The Truth About Lies
Wood let the last patron slump onto the tavern porch to sleep off his binge drinking and locked the door. It had been a good night, packed—as always, but he was already shaking his head.
“You keep changing that story, old man.”
Terrin grinned to himself as he poked the coals in the hearth. “Some stories have to be refreshed and updated to keep the attention of a new generation.”
Wood laughed then, “If you’re not careful, you’re going to get someone to actually believe that I am a Verrdrä! Then where will you be? Even worse, where will that leave me?”
“I do apologize, if this has made you uncomfortable, my friend.”
The tavern owner snorted, “No. I’d just be a bit careful about how you spin the Gypsy portions or interpret any rumors you hear. There is magic in this tavern, but it’s a far stretch from merchant doors to an information network, endless treasure and Gypsy’s teaming up with dragons!”
The bard chuckled and slipped his pipe into his vest pocket. “You have a point. Don’t want to ruin an endless flow of copper and silver, nor a comfortable place by the hearth.”
Terrin grabbed his cloak and walked to the stairs, “Goodnight, my friend. May peace ever find you and yours.”
Wood kept wiping the table, not looking up. “And you.”
It wasn’t until he heard the click of the bards bedroom door close that the tavern owner looked around the Great Hall and sighed.
Setting the platter of dirty dishes in the basin, Wood wiped his hands on his apron and pulled the string over his head. Tossing it onto the bar counter, he pushed the swinging door aside and walked through the kitchen. Working his way around the barrels of wine and mead, he opened the door to the storage area.
For as long as he’d owned the tavern, Wood had never thought to keep one of the bedrooms for himself. He looked down at the rough carved bed, stained and worn blankets and single pillow of goose feathers. Tonight of all nights, it sounded like a good idea for a change.
Stepping behind the bed, he tugged on one of the wall sconces.
A panel slid open in the wall, revealing a narrow set of stairs.
He stepped drowsily through the opening.
Pulling a small lever, the panel slid securely shut behind him.

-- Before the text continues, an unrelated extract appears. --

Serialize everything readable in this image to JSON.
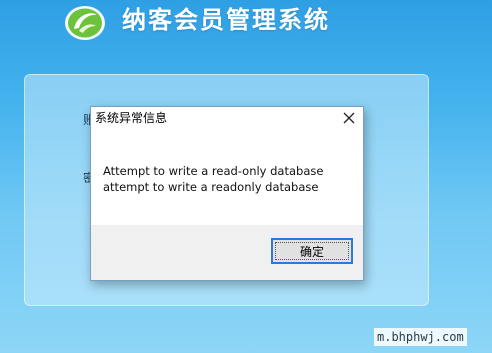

Wood yawned deeply as he wandered down the steps. It had been days since he’d slept, but tomorrow the girls would take care of the breakfast crowd and he could enjoy a leisurely rest until the evening crowd drifted in.
Pulling a fat coin purse from his belt, the nights profits in gold, silver, and abundant copper, he tossed it onto a long, narrow table.
“I think I’m going to have to have a conversation with Iyl-Tandril,” he yawned again, pulling his tunic up and over his shoulders, “before this becomes a problem.”
With that, the tavern owner stretched out his arms and legs, nestling into the sea of gold, amidst the small grove of potted Andle saplings.